╭──

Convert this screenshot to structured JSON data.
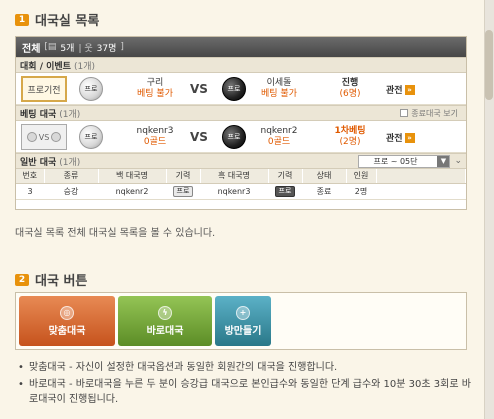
{
  "section1": {
    "number": "1",
    "title": "대국실 목록"
  },
  "panel": {
    "header_title": "전체",
    "header_rooms": "5개",
    "header_people": "37명",
    "tournament": {
      "label": "대회 / 이벤트",
      "count": "(1개)",
      "pro_label": "프로기전",
      "white_stone": "프로",
      "black_stone": "프로",
      "left_player": "구리",
      "left_bet": "베팅 불가",
      "vs": "VS",
      "right_player": "이세돌",
      "right_bet": "베팅 불가",
      "status": "진행",
      "status_sub": "(6명)",
      "watch": "관전"
    },
    "betting": {
      "label": "베팅 대국",
      "count": "(1개)",
      "show_ended": "종료대국 보기",
      "medal_vs": "VS",
      "white_stone": "프로",
      "black_stone": "프로",
      "left_player": "nqkenr3",
      "left_gold": "0골드",
      "vs": "VS",
      "right_player": "nqkenr2",
      "right_gold": "0골드",
      "status": "1차베팅",
      "status_sub": "(2명)",
      "watch": "관전"
    },
    "general": {
      "label": "일반 대국",
      "count": "(1개)",
      "filter_value": "프로 ~ 05단",
      "columns": [
        "번호",
        "종류",
        "백 대국명",
        "기력",
        "흑 대국명",
        "기력",
        "상태",
        "인원"
      ],
      "rows": [
        {
          "no": "3",
          "type": "승강",
          "white_name": "nqkenr2",
          "white_rank": "프로",
          "black_name": "nqkenr3",
          "black_rank": "프로",
          "state": "종료",
          "people": "2명"
        }
      ]
    }
  },
  "description": "대국실 목록 전체 대국실 목록을 볼 수 있습니다.",
  "section2": {
    "number": "2",
    "title": "대국 버튼"
  },
  "buttons": {
    "quick": "맞춤대국",
    "direct": "바로대국",
    "room": "방만들기"
  },
  "bullets": [
    "맞춤대국 - 자신이 설정한 대국옵션과 동일한 회원간의 대국을 진행합니다.",
    "바로대국 - 바로대국을 누른 두 분이 승강급 대국으로 본인급수와 동일한 단계 급수와 10분 30초 3회로 바로대국이 진행됩니다."
  ],
  "colors": {
    "accent": "#e8920c",
    "status_orange": "#e05a00",
    "quick_btn": "#d8703a",
    "direct_btn": "#7aab3c",
    "room_btn": "#3e95aa"
  },
  "icons": [
    "arrow-right-icon",
    "checkbox-icon",
    "dropdown-icon",
    "double-chevron-icon",
    "medal-icon"
  ]
}
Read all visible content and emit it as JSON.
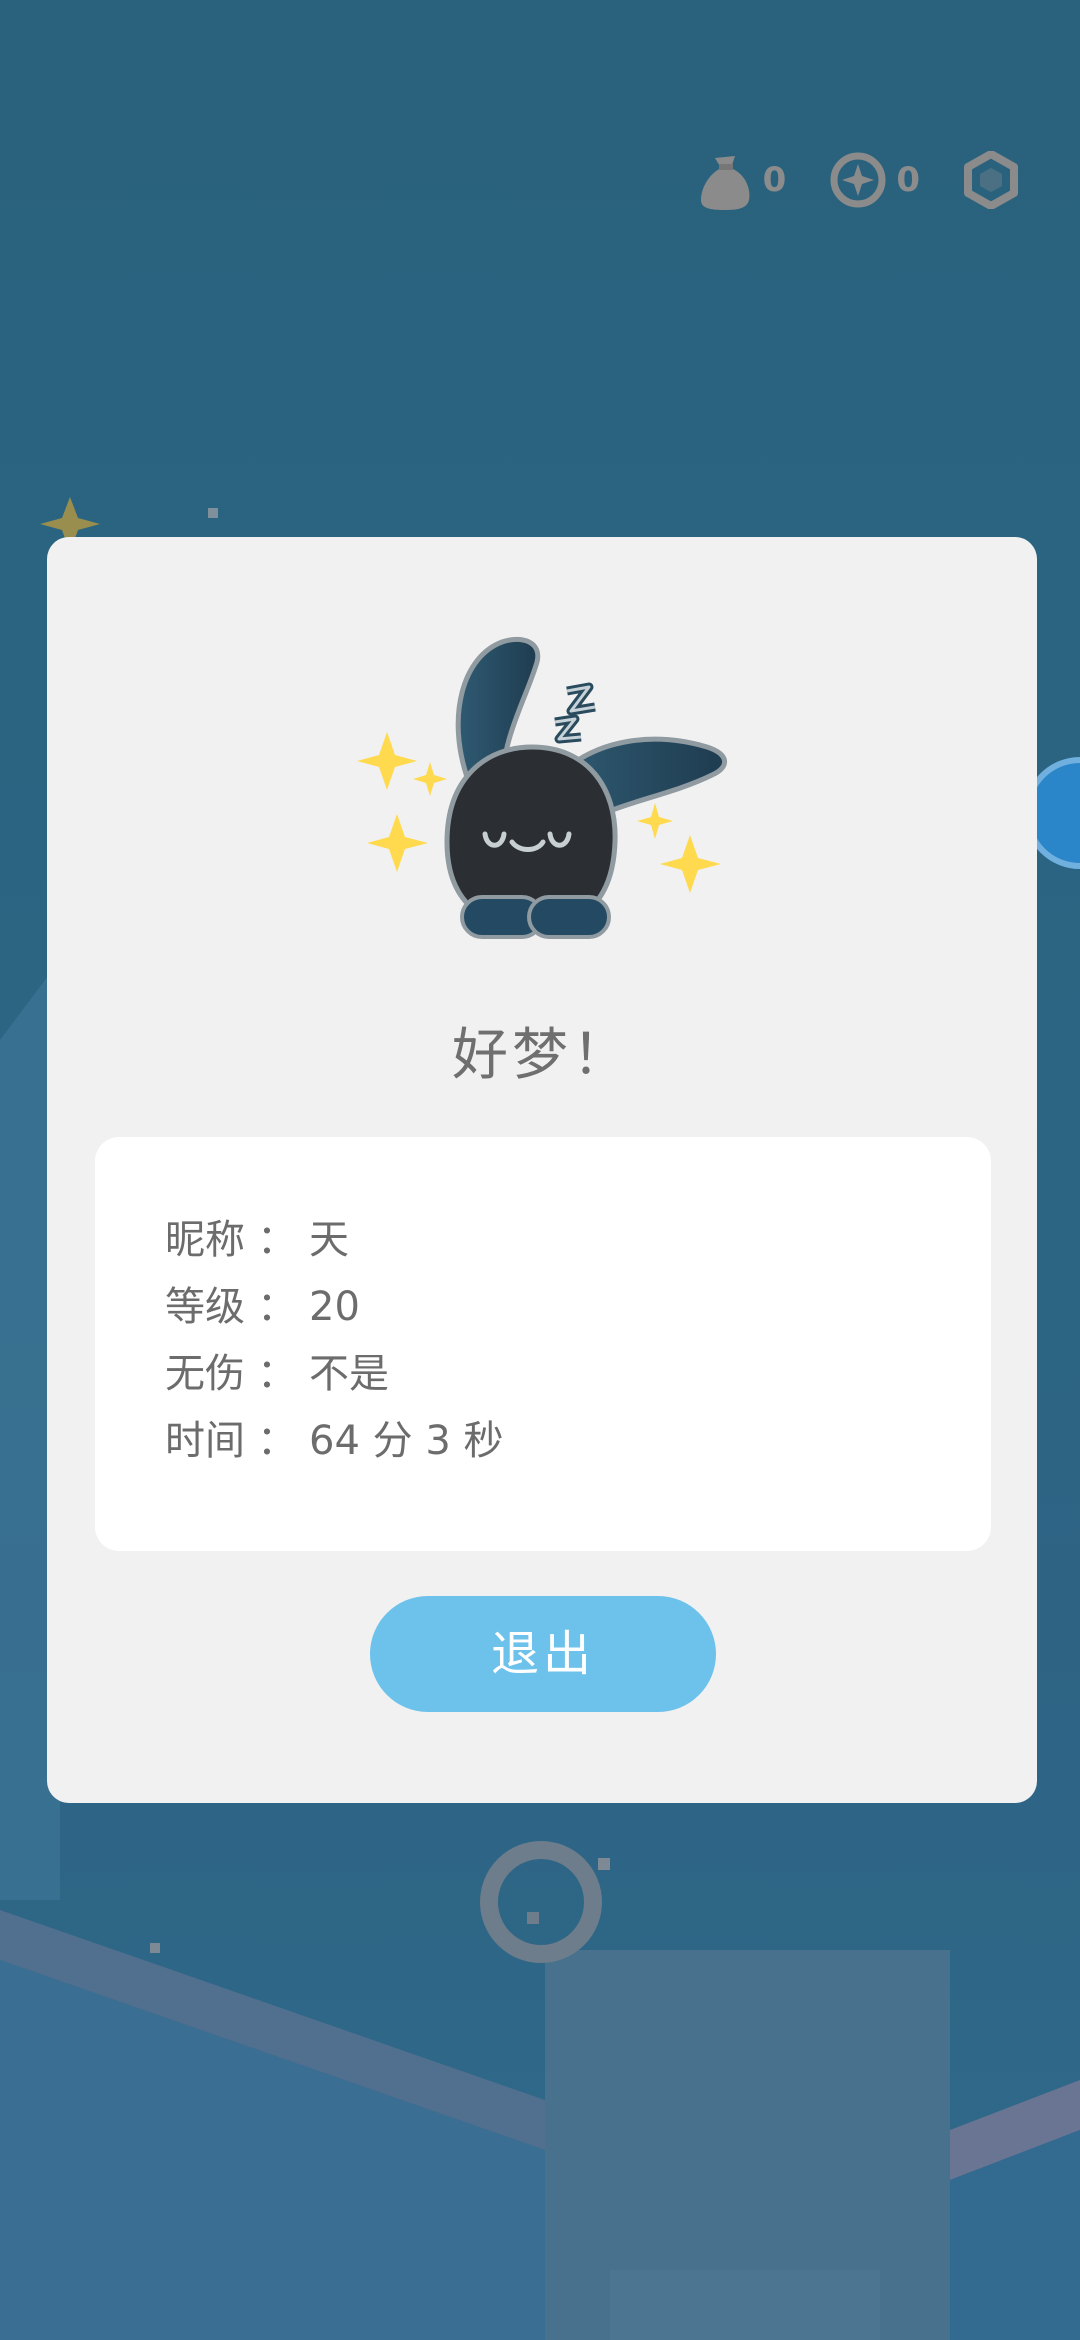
{
  "hud": {
    "bag_icon": "money-bag-icon",
    "bag_count": "0",
    "compass_icon": "compass-coin-icon",
    "compass_count": "0",
    "settings_icon": "hexagon-settings-icon"
  },
  "dialog": {
    "mascot_icon": "sleeping-bunny-icon",
    "title": "好梦！",
    "info": [
      {
        "label": "昵称",
        "sep": "：",
        "value": "天"
      },
      {
        "label": "等级",
        "sep": "：",
        "value": "20"
      },
      {
        "label": "无伤",
        "sep": "：",
        "value": "不是"
      },
      {
        "label": "时间",
        "sep": "：",
        "value": "64 分 3 秒"
      }
    ],
    "exit_label": "退出"
  },
  "colors": {
    "background": "#2b6583",
    "dialog_bg": "#f1f1f1",
    "info_bg": "#ffffff",
    "button_bg": "#6dc2ec",
    "text_gray": "#6c6c6c",
    "hud_gray": "#8c8c8c"
  }
}
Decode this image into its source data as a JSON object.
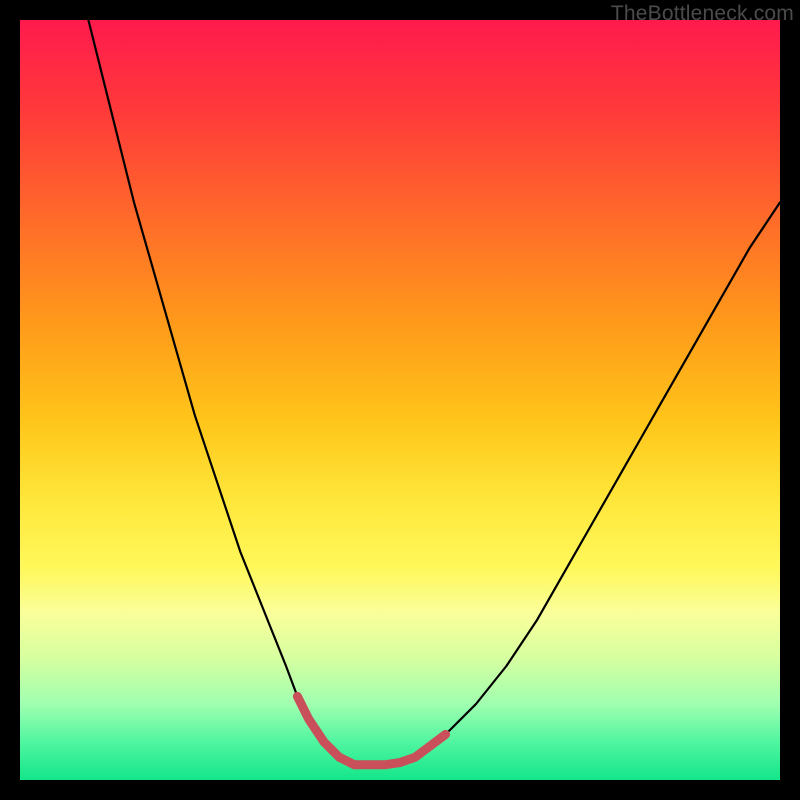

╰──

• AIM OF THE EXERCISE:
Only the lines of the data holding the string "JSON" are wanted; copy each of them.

• TASK RESULT:
Convert this screenshot to structured JSON data.
Read all visible content and emit it as JSON.
Decode this image into its source data as a JSON object.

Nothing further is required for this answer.